GOAL OF THE EXERCISE:
Every line below should be copied exactly; drop the pictures.

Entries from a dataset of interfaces
- - -

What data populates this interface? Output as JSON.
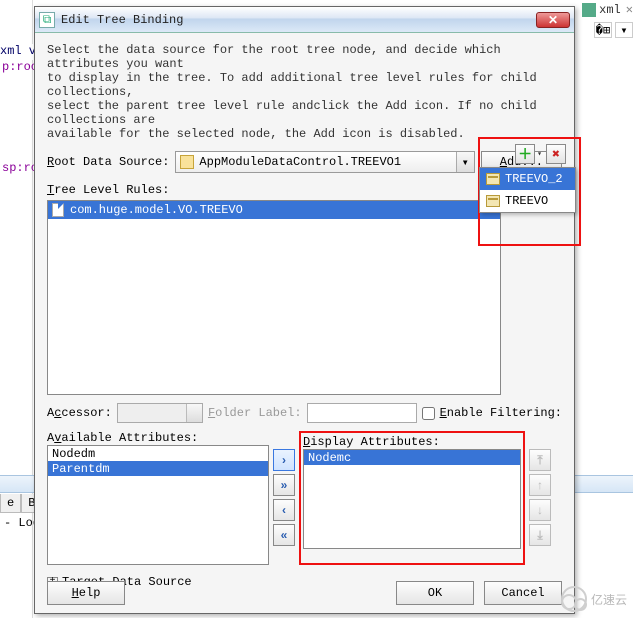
{
  "bg": {
    "tab_name": "xml",
    "tab_x": "✕",
    "xml_decl": "xml ve",
    "jsp_root": "p:roo",
    "jsp_root2": "sp:ro",
    "tab2_a": "e",
    "tab2_b": "Bi",
    "log": "- Log"
  },
  "dialog": {
    "title": "Edit Tree Binding",
    "close": "✕",
    "instructions": "Select the data source for the root tree node, and decide which attributes you want\nto display in the tree. To add additional tree level rules for child collections,\nselect the parent tree level rule andclick the Add icon. If no child collections are\navailable for the selected node, the Add icon is disabled.",
    "root_label": "Root Data Source:",
    "root_value": "AppModuleDataControl.TREEVO1",
    "add_btn": "Add...",
    "rules_label": "Tree Level Rules:",
    "rule_item": "com.huge.model.VO.TREEVO",
    "popup": {
      "item1": "TREEVO_2",
      "item2": "TREEVO"
    },
    "accessor_label": "Accessor:",
    "folder_label": "Folder Label:",
    "filter_label": "Enable Filtering:",
    "avail_label": "Available Attributes:",
    "avail_items": {
      "a": "Nodedm",
      "b": "Parentdm"
    },
    "disp_label": "Display Attributes:",
    "disp_items": {
      "a": "Nodemc"
    },
    "tds_label": "Target Data Source",
    "help": "Help",
    "ok": "OK",
    "cancel": "Cancel"
  },
  "watermark": "亿速云"
}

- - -

SOLUTION FOR THIS PROBLEM:
What data populates this interface? Output as JSON.
{
  "bg": {
    "tab_name": "xml",
    "tab_x": "✕",
    "xml_decl": "xml ve",
    "jsp_root": "p:roo",
    "jsp_root2": "sp:ro",
    "tab2_a": "e",
    "tab2_b": "Bi",
    "log": "- Log"
  },
  "dialog": {
    "title": "Edit Tree Binding",
    "close": "✕",
    "instructions": "Select the data source for the root tree node, and decide which attributes you want\nto display in the tree. To add additional tree level rules for child collections,\nselect the parent tree level rule andclick the Add icon. If no child collections are\navailable for the selected node, the Add icon is disabled.",
    "root_label": "Root Data Source:",
    "root_value": "AppModuleDataControl.TREEVO1",
    "add_btn": "Add...",
    "rules_label": "Tree Level Rules:",
    "rule_item": "com.huge.model.VO.TREEVO",
    "popup": {
      "item1": "TREEVO_2",
      "item2": "TREEVO"
    },
    "accessor_label": "Accessor:",
    "folder_label": "Folder Label:",
    "filter_label": "Enable Filtering:",
    "avail_label": "Available Attributes:",
    "avail_items": {
      "a": "Nodedm",
      "b": "Parentdm"
    },
    "disp_label": "Display Attributes:",
    "disp_items": {
      "a": "Nodemc"
    },
    "tds_label": "Target Data Source",
    "help": "Help",
    "ok": "OK",
    "cancel": "Cancel"
  },
  "watermark": "亿速云"
}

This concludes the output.